= What the task asks =
Below are some records; find each line that carries the word "header" and copy it.

= Saved data entries =
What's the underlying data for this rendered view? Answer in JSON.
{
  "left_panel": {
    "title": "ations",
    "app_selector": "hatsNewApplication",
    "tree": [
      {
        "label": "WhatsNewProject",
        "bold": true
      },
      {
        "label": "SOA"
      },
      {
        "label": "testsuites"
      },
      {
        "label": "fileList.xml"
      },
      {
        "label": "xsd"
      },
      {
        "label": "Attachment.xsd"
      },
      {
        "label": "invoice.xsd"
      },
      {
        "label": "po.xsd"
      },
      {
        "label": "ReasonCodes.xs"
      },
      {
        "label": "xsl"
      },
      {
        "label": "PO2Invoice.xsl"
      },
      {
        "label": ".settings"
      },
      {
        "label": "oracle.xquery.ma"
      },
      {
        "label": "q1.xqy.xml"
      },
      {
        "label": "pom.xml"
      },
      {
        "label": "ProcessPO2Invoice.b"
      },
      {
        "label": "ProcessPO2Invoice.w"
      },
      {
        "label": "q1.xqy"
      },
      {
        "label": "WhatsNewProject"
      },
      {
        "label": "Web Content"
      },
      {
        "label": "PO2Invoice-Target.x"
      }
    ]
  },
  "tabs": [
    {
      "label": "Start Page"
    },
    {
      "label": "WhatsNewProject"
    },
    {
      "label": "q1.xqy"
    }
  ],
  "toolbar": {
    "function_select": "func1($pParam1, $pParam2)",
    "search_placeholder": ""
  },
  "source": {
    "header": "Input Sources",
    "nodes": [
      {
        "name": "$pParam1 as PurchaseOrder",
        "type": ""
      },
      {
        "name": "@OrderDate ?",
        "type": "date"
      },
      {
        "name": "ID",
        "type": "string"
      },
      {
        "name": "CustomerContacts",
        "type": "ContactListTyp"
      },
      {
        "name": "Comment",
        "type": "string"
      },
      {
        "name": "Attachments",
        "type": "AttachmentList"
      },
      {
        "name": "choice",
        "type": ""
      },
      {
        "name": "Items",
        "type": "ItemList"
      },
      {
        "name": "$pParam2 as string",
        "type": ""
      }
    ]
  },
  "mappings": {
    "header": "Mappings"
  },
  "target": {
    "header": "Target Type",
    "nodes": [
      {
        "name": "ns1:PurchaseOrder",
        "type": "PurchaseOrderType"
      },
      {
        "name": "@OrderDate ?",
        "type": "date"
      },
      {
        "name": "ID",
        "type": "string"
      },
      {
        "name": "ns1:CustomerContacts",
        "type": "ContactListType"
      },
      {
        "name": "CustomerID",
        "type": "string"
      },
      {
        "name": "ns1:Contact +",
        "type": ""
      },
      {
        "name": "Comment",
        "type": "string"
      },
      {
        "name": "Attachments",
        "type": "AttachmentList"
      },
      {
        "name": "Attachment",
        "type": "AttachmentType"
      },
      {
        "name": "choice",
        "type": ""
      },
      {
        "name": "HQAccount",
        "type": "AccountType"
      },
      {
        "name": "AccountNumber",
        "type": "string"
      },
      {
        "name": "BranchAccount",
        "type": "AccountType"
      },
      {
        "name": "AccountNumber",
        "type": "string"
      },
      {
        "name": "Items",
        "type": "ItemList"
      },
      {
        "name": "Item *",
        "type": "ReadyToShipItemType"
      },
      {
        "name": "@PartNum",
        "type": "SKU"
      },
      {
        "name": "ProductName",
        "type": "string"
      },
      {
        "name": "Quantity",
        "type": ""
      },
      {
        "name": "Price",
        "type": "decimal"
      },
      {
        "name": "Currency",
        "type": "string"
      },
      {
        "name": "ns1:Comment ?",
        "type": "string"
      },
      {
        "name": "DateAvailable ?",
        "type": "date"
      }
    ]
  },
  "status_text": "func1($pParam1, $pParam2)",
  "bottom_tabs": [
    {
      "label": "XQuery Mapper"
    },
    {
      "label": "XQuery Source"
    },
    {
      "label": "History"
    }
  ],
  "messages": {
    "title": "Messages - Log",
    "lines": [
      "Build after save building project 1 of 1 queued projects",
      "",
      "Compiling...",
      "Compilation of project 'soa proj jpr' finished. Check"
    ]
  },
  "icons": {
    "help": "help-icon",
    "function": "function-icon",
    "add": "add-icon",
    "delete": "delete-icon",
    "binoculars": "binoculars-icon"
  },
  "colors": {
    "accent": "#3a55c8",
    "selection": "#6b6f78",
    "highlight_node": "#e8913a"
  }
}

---

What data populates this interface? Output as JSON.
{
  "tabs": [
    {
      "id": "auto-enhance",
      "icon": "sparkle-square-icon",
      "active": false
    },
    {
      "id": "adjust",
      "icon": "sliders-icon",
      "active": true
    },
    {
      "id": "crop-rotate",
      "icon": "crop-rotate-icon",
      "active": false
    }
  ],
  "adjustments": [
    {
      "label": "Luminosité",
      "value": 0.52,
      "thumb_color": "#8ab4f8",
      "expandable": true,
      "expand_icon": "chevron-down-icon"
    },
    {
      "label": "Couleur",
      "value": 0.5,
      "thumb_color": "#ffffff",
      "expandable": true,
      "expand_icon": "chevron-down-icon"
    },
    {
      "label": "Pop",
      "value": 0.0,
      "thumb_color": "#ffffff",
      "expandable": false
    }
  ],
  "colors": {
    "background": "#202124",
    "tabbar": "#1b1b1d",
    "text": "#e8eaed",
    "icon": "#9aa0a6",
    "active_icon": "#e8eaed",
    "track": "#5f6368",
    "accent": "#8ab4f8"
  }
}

= Solution =
    "header": "Input Sources",
    "header": "Mappings"
    "header": "Target Type",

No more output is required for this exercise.